  • U. S. Current Account Deficit[1998-2012, Quarterly, ($ Billions)]
  • Achilles Heel? [Financial Times, May 31, 2002]• This means the US needs to attract $1.3bn in overseas funds every day to prevent the dollar from falling.”
  • U. S. Avg. Monthly Net Capital Inflow ($Billions, 2001-2002) 44 14.6 2001 2002 YearFinancial Times, Friday, May 31, 2002
  • Where Do We Go From Here?• “Dollar slips to all-time low ($1.3667) vs. Euro” – Associated Press – December 31, 2004• “Bears are betting on a decline in the dollar.” – Barron’s – August 21, 2006
  • Foreign Trade (-) and Capital Flows (+) [2005-2012; $ Billions]
  • Foreign Trade (-) and Capital Flows (+) [2005-2012; $ Billions]
  • Foreign Holdings of U. S. Treasury SecuritiesSource: U. S. Treasury International Capital (TIC) Reports, monthly [www.treas.gov/tic/mfh.txt]

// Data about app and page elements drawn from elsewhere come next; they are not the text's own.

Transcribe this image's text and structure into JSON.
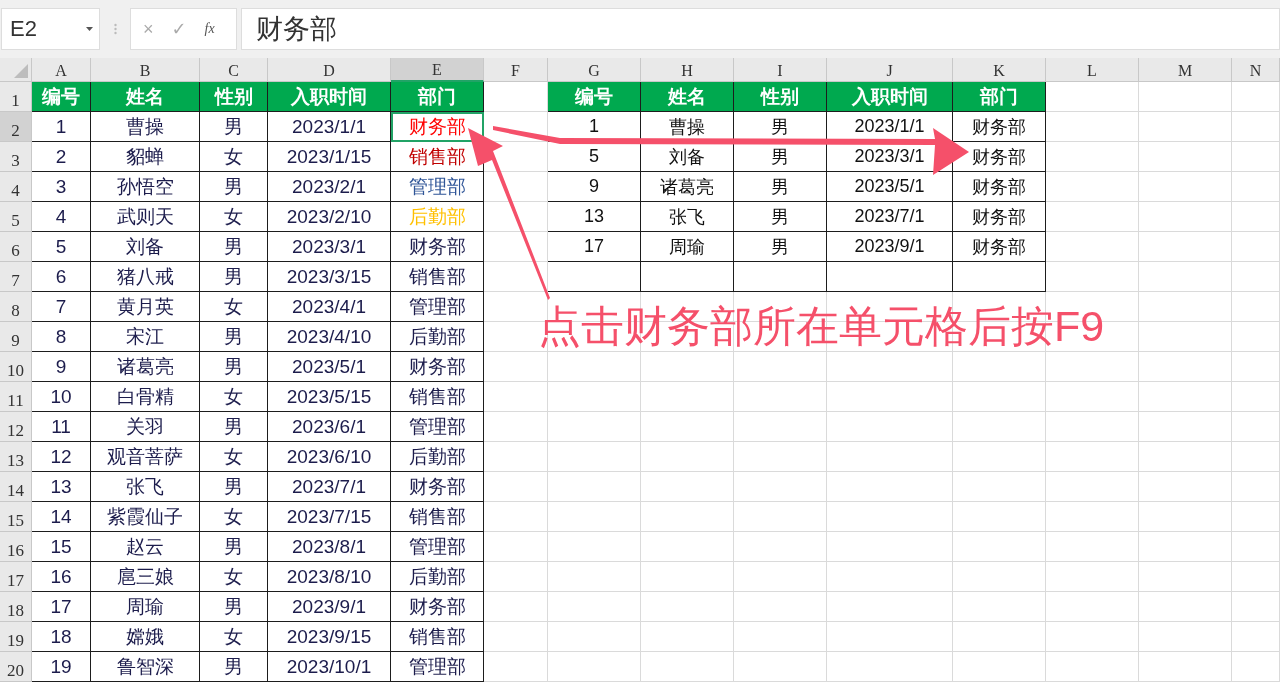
{
  "formula_bar": {
    "name_box": "E2",
    "cancel": "×",
    "confirm": "✓",
    "function": "fx",
    "content": "财务部"
  },
  "columns": [
    {
      "label": "A",
      "selected": false
    },
    {
      "label": "B",
      "selected": false
    },
    {
      "label": "C",
      "selected": false
    },
    {
      "label": "D",
      "selected": false
    },
    {
      "label": "E",
      "selected": true
    },
    {
      "label": "F",
      "selected": false
    },
    {
      "label": "G",
      "selected": false
    },
    {
      "label": "H",
      "selected": false
    },
    {
      "label": "I",
      "selected": false
    },
    {
      "label": "J",
      "selected": false
    },
    {
      "label": "K",
      "selected": false
    },
    {
      "label": "L",
      "selected": false
    },
    {
      "label": "M",
      "selected": false
    },
    {
      "label": "N",
      "selected": false
    }
  ],
  "row_headers": [
    {
      "label": "1",
      "selected": false
    },
    {
      "label": "2",
      "selected": true
    },
    {
      "label": "3",
      "selected": false
    },
    {
      "label": "4",
      "selected": false
    },
    {
      "label": "5",
      "selected": false
    },
    {
      "label": "6",
      "selected": false
    },
    {
      "label": "7",
      "selected": false
    },
    {
      "label": "8",
      "selected": false
    },
    {
      "label": "9",
      "selected": false
    },
    {
      "label": "10",
      "selected": false
    },
    {
      "label": "11",
      "selected": false
    },
    {
      "label": "12",
      "selected": false
    },
    {
      "label": "13",
      "selected": false
    },
    {
      "label": "14",
      "selected": false
    },
    {
      "label": "15",
      "selected": false
    },
    {
      "label": "16",
      "selected": false
    },
    {
      "label": "17",
      "selected": false
    },
    {
      "label": "18",
      "selected": false
    },
    {
      "label": "19",
      "selected": false
    },
    {
      "label": "20",
      "selected": false
    }
  ],
  "left_table": {
    "headers": [
      "编号",
      "姓名",
      "性别",
      "入职时间",
      "部门"
    ],
    "rows": [
      {
        "id": "1",
        "name": "曹操",
        "gender": "男",
        "date": "2023/1/1",
        "dept": "财务部",
        "color": "#ff0000",
        "selected": true
      },
      {
        "id": "2",
        "name": "貂蝉",
        "gender": "女",
        "date": "2023/1/15",
        "dept": "销售部",
        "color": "#c00000",
        "selected": false
      },
      {
        "id": "3",
        "name": "孙悟空",
        "gender": "男",
        "date": "2023/2/1",
        "dept": "管理部",
        "color": "#2f5597",
        "selected": false
      },
      {
        "id": "4",
        "name": "武则天",
        "gender": "女",
        "date": "2023/2/10",
        "dept": "后勤部",
        "color": "#ffc000",
        "selected": false
      },
      {
        "id": "5",
        "name": "刘备",
        "gender": "男",
        "date": "2023/3/1",
        "dept": "财务部",
        "color": "#1c1c4c",
        "selected": false
      },
      {
        "id": "6",
        "name": "猪八戒",
        "gender": "男",
        "date": "2023/3/15",
        "dept": "销售部",
        "color": "#1c1c4c",
        "selected": false
      },
      {
        "id": "7",
        "name": "黄月英",
        "gender": "女",
        "date": "2023/4/1",
        "dept": "管理部",
        "color": "#1c1c4c",
        "selected": false
      },
      {
        "id": "8",
        "name": "宋江",
        "gender": "男",
        "date": "2023/4/10",
        "dept": "后勤部",
        "color": "#1c1c4c",
        "selected": false
      },
      {
        "id": "9",
        "name": "诸葛亮",
        "gender": "男",
        "date": "2023/5/1",
        "dept": "财务部",
        "color": "#1c1c4c",
        "selected": false
      },
      {
        "id": "10",
        "name": "白骨精",
        "gender": "女",
        "date": "2023/5/15",
        "dept": "销售部",
        "color": "#1c1c4c",
        "selected": false
      },
      {
        "id": "11",
        "name": "关羽",
        "gender": "男",
        "date": "2023/6/1",
        "dept": "管理部",
        "color": "#1c1c4c",
        "selected": false
      },
      {
        "id": "12",
        "name": "观音菩萨",
        "gender": "女",
        "date": "2023/6/10",
        "dept": "后勤部",
        "color": "#1c1c4c",
        "selected": false
      },
      {
        "id": "13",
        "name": "张飞",
        "gender": "男",
        "date": "2023/7/1",
        "dept": "财务部",
        "color": "#1c1c4c",
        "selected": false
      },
      {
        "id": "14",
        "name": "紫霞仙子",
        "gender": "女",
        "date": "2023/7/15",
        "dept": "销售部",
        "color": "#1c1c4c",
        "selected": false
      },
      {
        "id": "15",
        "name": "赵云",
        "gender": "男",
        "date": "2023/8/1",
        "dept": "管理部",
        "color": "#1c1c4c",
        "selected": false
      },
      {
        "id": "16",
        "name": "扈三娘",
        "gender": "女",
        "date": "2023/8/10",
        "dept": "后勤部",
        "color": "#1c1c4c",
        "selected": false
      },
      {
        "id": "17",
        "name": "周瑜",
        "gender": "男",
        "date": "2023/9/1",
        "dept": "财务部",
        "color": "#1c1c4c",
        "selected": false
      },
      {
        "id": "18",
        "name": "嫦娥",
        "gender": "女",
        "date": "2023/9/15",
        "dept": "销售部",
        "color": "#1c1c4c",
        "selected": false
      },
      {
        "id": "19",
        "name": "鲁智深",
        "gender": "男",
        "date": "2023/10/1",
        "dept": "管理部",
        "color": "#1c1c4c",
        "selected": false
      }
    ]
  },
  "right_table": {
    "headers": [
      "编号",
      "姓名",
      "性别",
      "入职时间",
      "部门"
    ],
    "rows": [
      {
        "id": "1",
        "name": "曹操",
        "gender": "男",
        "date": "2023/1/1",
        "dept": "财务部"
      },
      {
        "id": "5",
        "name": "刘备",
        "gender": "男",
        "date": "2023/3/1",
        "dept": "财务部"
      },
      {
        "id": "9",
        "name": "诸葛亮",
        "gender": "男",
        "date": "2023/5/1",
        "dept": "财务部"
      },
      {
        "id": "13",
        "name": "张飞",
        "gender": "男",
        "date": "2023/7/1",
        "dept": "财务部"
      },
      {
        "id": "17",
        "name": "周瑜",
        "gender": "男",
        "date": "2023/9/1",
        "dept": "财务部"
      }
    ]
  },
  "annotation": "点击财务部所在单元格后按F9"
}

  • Total Foreign Holdings of U. S.Treasury Securities, $Bils., 2005-12 Increase of $3.2 Trillion
  • Chinese Holdings of U. S. Treasury Securities, $Bils., 2005-12
  • Japanese Holdings of U. S. Treasury Securities, $Bils. 2005-12
  • “Oil Exporters” Holdings of U. S.Treasury Securities, $Bils., 2005-12
  • Top Ten Foreign Holders of U. S. Treasury Securities, $Billions., - March 2012
  • Concerns About the US Economy?1. Corporate governance and accounting standards (Enron; WorldCom; Countrywide Mortgage)2. Productivity gains have not translated into higher corporate profitability3. Surge in government spending …could depress economic growth
  • Impact of a Weaker U. S. Dollar [Disadvantages]1. Foreign goods more expensive2. Foreign investment more expensive3. Foreign travel more expensive4. U. S. interest rates – higher; less foreign capital
  • Impact of a Weaker U. S. Dollar [Advantages]1. American products are more competitive abroad; increased exports; lower U. S. trade deficit2. U. S. A. manufacturing sector more competitive3. Increased return on U. S. overseas investments
  • Return on Overseas Investments$ Value of the Euros Dollar Euro (€) Earned Equivalent $0.95 € 1,000,000 $950,000($1 / €1.053)
  • Return on Overseas Investments$ Value of the Euros Dollar Euro (€) Earned Equivalent $0.95 € 1,000,000 $950,000($1 / €1.053) $1.00 € 1,000,000 $1,000,000($1 / €1.000)
  • Return on Overseas Investments$ Value of the Euros Dollar Euro (€) Earned Equivalent $0.95 € 1,000,000 $950,000($1 / €1.053) $1.00 € 1,000,000 $1,000,000($1 / €1.000) $1.35 € 1,000,000 $1,350,000 ($1 / €0.74)
  • Where Do We Go From Here?• “OFF THE CHARTS; Dollar Sinks the Lowest Since It Started to Float” – The New York Times – September 22, 2007• “Fear of European Slump As Currency Sets Record” – The New York Times – September 22, 2007
  • Where Do We Go From Here?• “As Dollars Pile Up, Uneasy Traders Lower the Currency’s Value” – The New York Times – May 23, 2009